The boy opens his eyes to the sky, and sobs.

(This narrative introduces the young hero figure, "unhappy though in heaven", presumably a prince, as he is at leisure in "the Imperial garden". His Indian name and the reference to the "sacred waters" of the "river Kashi" with its "ghats" introduce a distinctive cultural element, exotic and mysterious still to the typical modern Australian reader. The anger of Chakravalin will soon be more clearly defined as a cause of the ensuing narrative and its cause may be expected to emerge from the flashbacks to the previous year.)


Tell me it all. I am ravenous for the knowledge of it.

Ah, human! Remember, remember!

I was not there. How may I remember it?

You say you were not there? Very well, let it be so - for now.

It is so, of necessity. And because I cannot remember, I ask you to tell me.

We shall show it to you. For we were there, through all of it, and it is not yet finished, so you must remember, human, remember!

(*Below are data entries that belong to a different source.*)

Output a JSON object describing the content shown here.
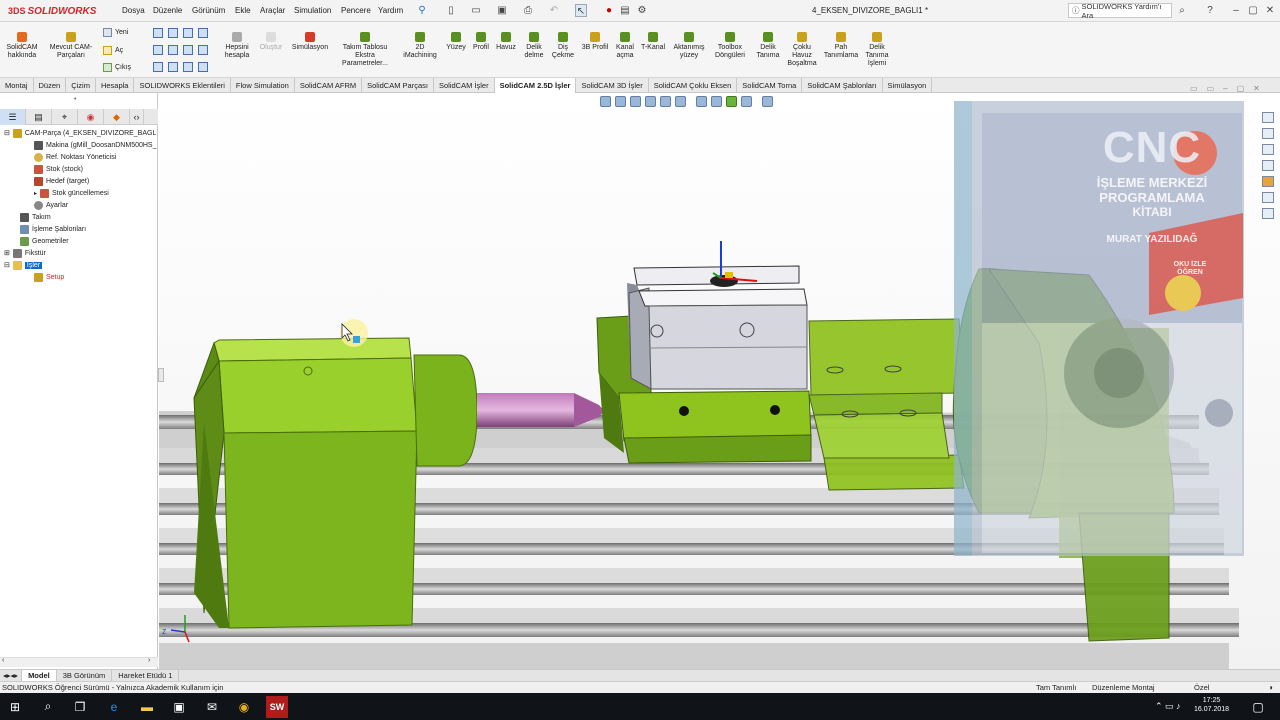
{
  "app": {
    "brand": "SOLIDWORKS",
    "brand_mark": "3DS",
    "document_title": "4_EKSEN_DIVIZORE_BAGLI1 *",
    "help_search_placeholder": "SOLIDWORKS Yardım'ı Ara"
  },
  "menu": [
    "Dosya",
    "Düzenle",
    "Görünüm",
    "Ekle",
    "Araçlar",
    "Simulation",
    "Pencere",
    "Yardım"
  ],
  "commands": {
    "solidcam_about": "SolidCAM hakkında",
    "mevcut": "Mevcut CAM-Parçaları",
    "yeni": "Yeni",
    "ac": "Aç",
    "cikis": "Çıkış",
    "hepsini_hesapla": "Hepsini hesapla",
    "olustur": "Oluştur",
    "simulasyon": "Simülasyon",
    "takim_tablosu": "Takım Tablosu Ekstra Parametreler...",
    "imachining": "2D iMachining",
    "yuzey": "Yüzey",
    "profil": "Profil",
    "havuz": "Havuz",
    "delik_delme": "Delik delme",
    "dis_cekme": "Diş Çekme",
    "profil3b": "3B Profil",
    "kanal_acma": "Kanal açma",
    "t_kanal": "T-Kanal",
    "aktanimis": "Aktanımış yüzey",
    "toolbox": "Toolbox Döngüleri",
    "delik_tanima": "Delik Tanıma",
    "coklu_havuz": "Çoklu Havuz Boşaltma",
    "pah": "Pah Tanımlama",
    "delik_islemi": "Delik Tanıma İşlemi"
  },
  "tabs": [
    "Montaj",
    "Düzen",
    "Çizim",
    "Hesapla",
    "SOLIDWORKS Eklentileri",
    "Flow Simulation",
    "SolidCAM AFRM",
    "SolidCAM Parçası",
    "SolidCAM İşler",
    "SolidCAM 2.5D İşler",
    "SolidCAM 3D İşler",
    "SolidCAM Çoklu Eksen",
    "SolidCAM Torna",
    "SolidCAM Şablonları",
    "Simülasyon"
  ],
  "active_tab_index": 9,
  "tree": [
    {
      "label": "CAM-Parça (4_EKSEN_DIVIZORE_BAGL",
      "indent": 0,
      "icon": "cam-part-icon"
    },
    {
      "label": "Makina (gMill_DoosanDNM500HS_",
      "indent": 1,
      "icon": "machine-icon"
    },
    {
      "label": "Ref. Noktası Yöneticisi",
      "indent": 1,
      "icon": "gear-icon"
    },
    {
      "label": "Stok (stock)",
      "indent": 1,
      "icon": "stock-icon"
    },
    {
      "label": "Hedef (target)",
      "indent": 1,
      "icon": "target-icon"
    },
    {
      "label": "Stok güncellemesi",
      "indent": 2,
      "icon": "update-icon"
    },
    {
      "label": "Ayarlar",
      "indent": 1,
      "icon": "settings-icon"
    },
    {
      "label": "Takım",
      "indent": 0,
      "icon": "tool-icon"
    },
    {
      "label": "İşleme Şablonları",
      "indent": 0,
      "icon": "template-icon"
    },
    {
      "label": "Geometriler",
      "indent": 0,
      "icon": "geometry-icon"
    },
    {
      "label": "Fikstür",
      "indent": 0,
      "icon": "fixture-icon"
    },
    {
      "label": "İşler",
      "indent": 0,
      "icon": "folder-icon",
      "selected": true
    },
    {
      "label": "Setup",
      "indent": 1,
      "icon": "setup-icon"
    }
  ],
  "book": {
    "title_big": "CNC",
    "title_lines": [
      "İŞLEME MERKEZİ",
      "PROGRAMLAMA",
      "KİTABI"
    ],
    "author": "MURAT YAZILIDAĞ",
    "badge": "OKU İZLE ÖĞREN"
  },
  "bottom_tabs": [
    "Model",
    "3B Görünüm",
    "Hareket Etüdü 1"
  ],
  "status": {
    "left": "SOLIDWORKS Öğrenci Sürümü - Yalnızca Akademik Kullanım için",
    "mid1": "Tam Tanımlı",
    "mid2": "Düzenleme Montaj",
    "right": "Özel"
  },
  "clock": {
    "time": "17:25",
    "date": "16.07.2018"
  },
  "colors": {
    "part_green": "#8fc41f",
    "vise_gray": "#dcdde3",
    "brand_red": "#d0262b",
    "selection_blue": "#0b6dc9"
  }
}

(I have to say that the stilted unidiomatic quality of the first line here seems unfortunate. "I am ravenous for the knowledge of it" is not the way contemporary humans talk or even think. "I am hungry to know everything" might be duller but could not be worse than what we have. Fortunately the style improves and soon becomes lyrical. The introduction of an alien interlocutor - perhaps a group or hive species - with telepathic abilities is intriguing and the parallel with the NOW narrative, in which remembering is also the only way the subject can progress, is mysterious and provocative. Little is understood at this stage, but much portends.)

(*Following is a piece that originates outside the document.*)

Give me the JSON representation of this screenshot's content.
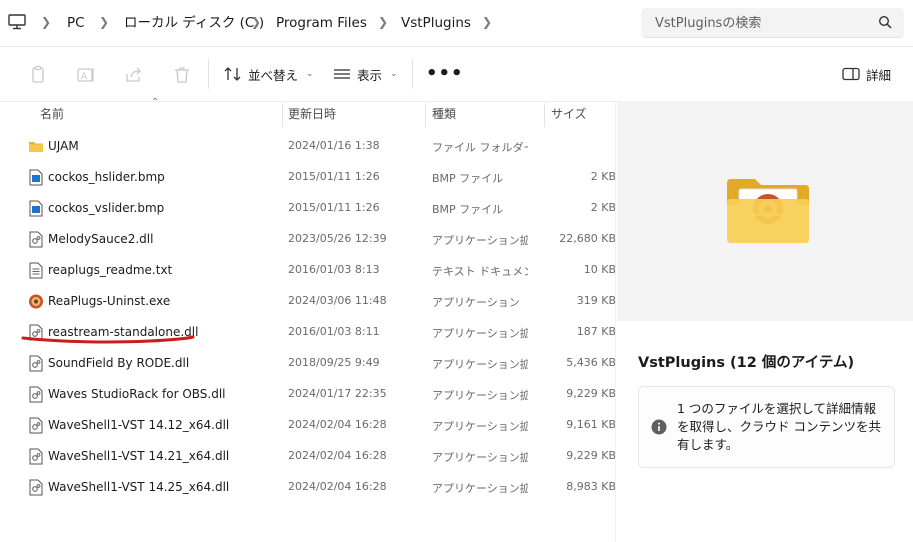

Reviewers are advised that The Sea's Furthest End (which I suspect misuses "Furthest" when "Farthest" was meant) is meant to be "Suitable for Adult, Young Adult & Teenage Readers". If the implication were that teenagers might go for the NOW story, Young Adults for the Empire story, and Adults be left to chew on the hyperdream, this would be unfortunate. Instead of catering for three markets, the author would fail to satisfy any. My guess as a jaded adult only too happy to have the chance to enjoy a fast read, even if the book is written partly in the regrettable vernacular of modern young people, even if it employs some of the clichés of space opera in the Star Wars mode, is that the author has succeeded in his superficially bold, yet severely limited aim. The book is an entertainment, and not without instruction. I wish I'd known when young what to say to those girls with whom I became so inarticulately infatuated across a crowded schoolroom. At last, the NOW narrative tells me. I also relish, as a comparative novelty, the idea of fighting chaos with chaos.

Originally appeared pp. 88-92, Eidolon 12, April 1993.
Copyright © 1993 Eidolon Publications. Individual contributions are copyright to the respective authors.
Reprinted with kind permission of the authors.